═══ Record extracts

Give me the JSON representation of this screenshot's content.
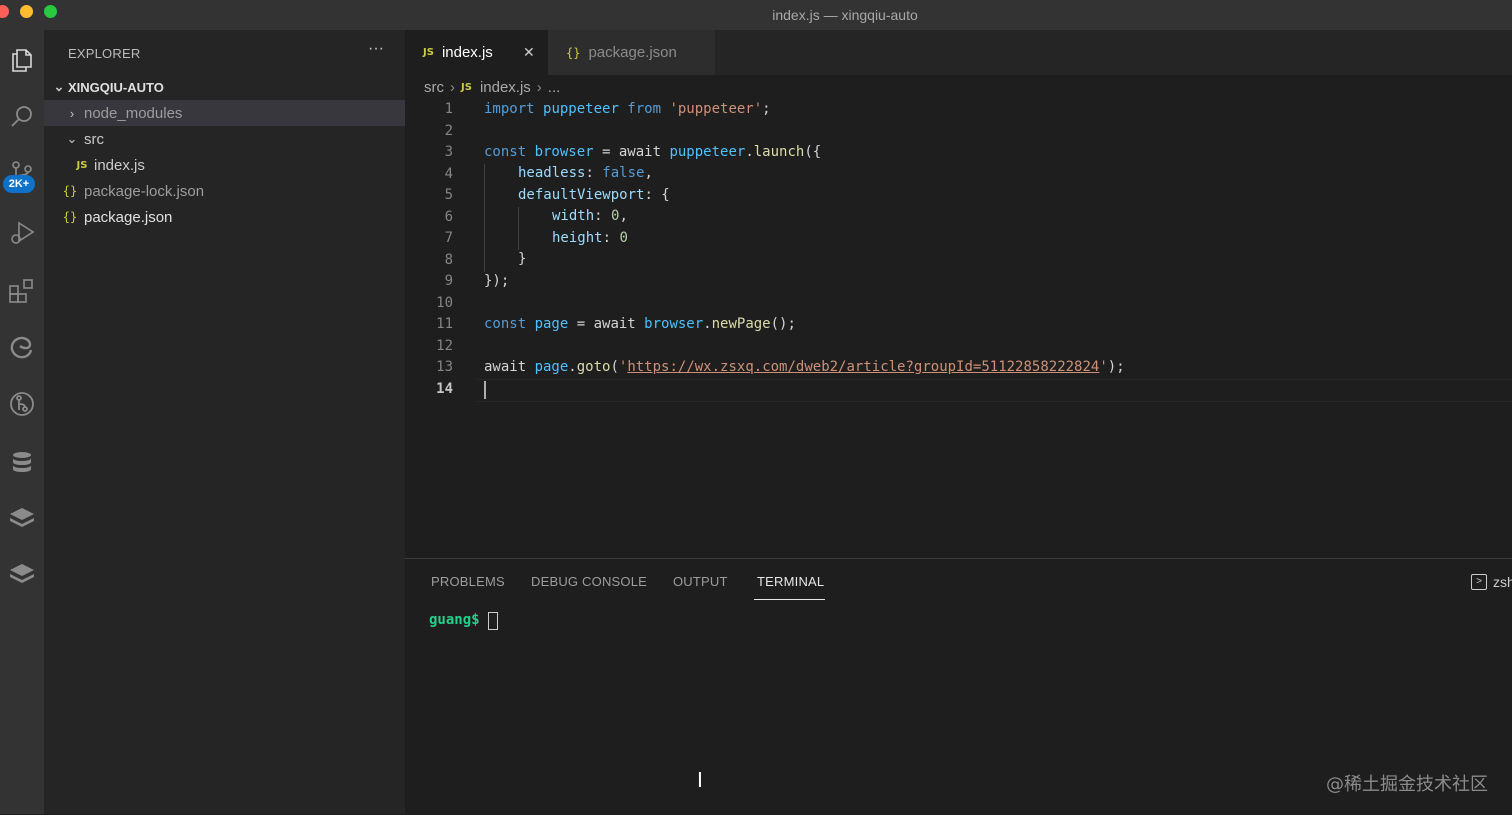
{
  "window": {
    "title": "index.js — xingqiu-auto"
  },
  "activity_bar": {
    "icons": [
      "files-icon",
      "search-icon",
      "source-control-icon",
      "run-debug-icon",
      "extensions-icon",
      "edge-icon",
      "gitlens-icon",
      "database-icon",
      "stack-icon",
      "layers-icon"
    ],
    "scm_badge": "2K+"
  },
  "sidebar": {
    "header": "EXPLORER",
    "more": "···",
    "root": "XINGQIU-AUTO",
    "items": [
      {
        "label": "node_modules",
        "type": "folder",
        "expanded": false
      },
      {
        "label": "src",
        "type": "folder",
        "expanded": true
      },
      {
        "label": "index.js",
        "type": "js"
      },
      {
        "label": "package-lock.json",
        "type": "json"
      },
      {
        "label": "package.json",
        "type": "json"
      }
    ]
  },
  "tabs": [
    {
      "label": "index.js",
      "icon": "JS",
      "active": true,
      "close": "✕"
    },
    {
      "label": "package.json",
      "icon": "{}",
      "active": false
    }
  ],
  "breadcrumb": {
    "folder": "src",
    "file": "index.js",
    "rest": "..."
  },
  "editor": {
    "line_numbers": [
      "1",
      "2",
      "3",
      "4",
      "5",
      "6",
      "7",
      "8",
      "9",
      "10",
      "11",
      "12",
      "13",
      "14"
    ],
    "current_line": "14",
    "code": {
      "l1": {
        "a": "import ",
        "b": "puppeteer",
        "c": " from ",
        "d": "'puppeteer'",
        "e": ";"
      },
      "l3": {
        "a": "const ",
        "b": "browser",
        "c": " = await ",
        "d": "puppeteer",
        "e": ".",
        "f": "launch",
        "g": "({"
      },
      "l4": {
        "a": "headless",
        "b": ": ",
        "c": "false",
        "d": ","
      },
      "l5": {
        "a": "defaultViewport",
        "b": ": {"
      },
      "l6": {
        "a": "width",
        "b": ": ",
        "c": "0",
        "d": ","
      },
      "l7": {
        "a": "height",
        "b": ": ",
        "c": "0"
      },
      "l8": {
        "a": "}"
      },
      "l9": {
        "a": "});"
      },
      "l11": {
        "a": "const ",
        "b": "page",
        "c": " = await ",
        "d": "browser",
        "e": ".",
        "f": "newPage",
        "g": "();"
      },
      "l13": {
        "a": "await ",
        "b": "page",
        "c": ".",
        "d": "goto",
        "e": "(",
        "f": "'",
        "g": "https://wx.zsxq.com/dweb2/article?groupId=51122858222824",
        "h": "'",
        "i": ");"
      }
    }
  },
  "panel": {
    "tabs": [
      "PROBLEMS",
      "DEBUG CONSOLE",
      "OUTPUT",
      "TERMINAL"
    ],
    "active_tab": "TERMINAL",
    "shell": "zsh",
    "prompt": "guang$"
  },
  "watermark": "@稀土掘金技术社区"
}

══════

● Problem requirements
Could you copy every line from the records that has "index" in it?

● Task answer
    "title": "index.js — xingqiu-auto"
        "label": "index.js",
      "label": "index.js",
    "file": "index.js",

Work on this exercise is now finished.